Know How to Figure Your AGI

Learning the math behind your may seem overwhelming. However, understanding the three different levels of income can make things a little easier. The three amounts are: total gross income, adjusted gross income (), .

Adjusted Gross Income

One important term to familiarize yourself with at tax time is adjusted gross income. This includes income from all of your taxable sources, with the exception of any above-line-deductions. Your AGI is used to determine eligibility for a number of , and is reduced through itemized or and dependency and personal . After these subtractions, the remaining amount is your taxable income on which your tax liability is set.

Above-the-Line Deduction

Did you know you don’t always have to itemize your expenses in order to deduct certain specific expenses from your total taxable income? These are called above-the-line deductions, and generally include:

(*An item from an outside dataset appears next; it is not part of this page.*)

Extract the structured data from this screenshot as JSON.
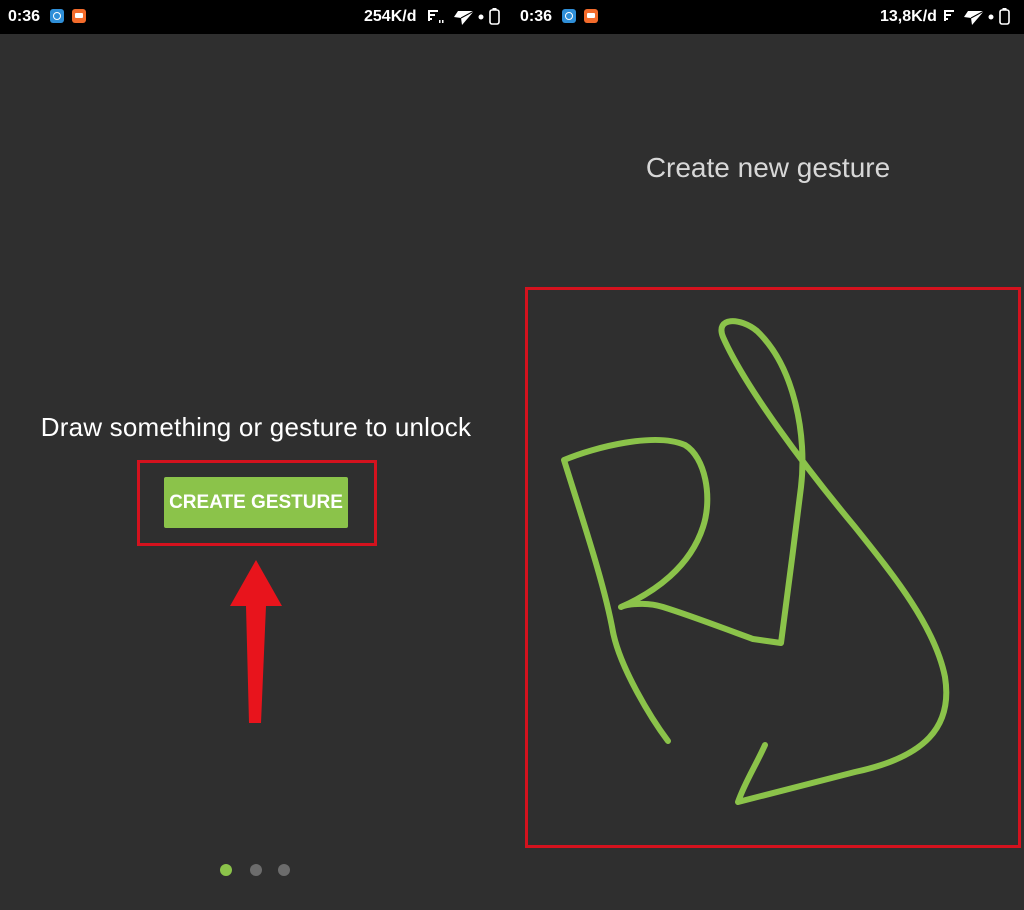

  • deductible contributions to IRAs, SIMPLE and Keogh plans,
  • contributions to HSAs (health savings accounts)
  • -related moving expenses
  • early withdrawal for savings accounts
  • 50% of self-employment tax paid by self-employed taxpayers
  • alimony payments,
  • student loan interest and certain qualifying higher education costs
  • any jury duty pay surrendered to your employer
  • qualifying travel expenses for members of the Reserves and

The line they refer to is literally the line on the tax form where you calculate your adjusted gross income. Other deductions, like those you itemize or the standard deduction, as well as exemptions are subtracted after reaching your AGI, in order to figure your taxable income.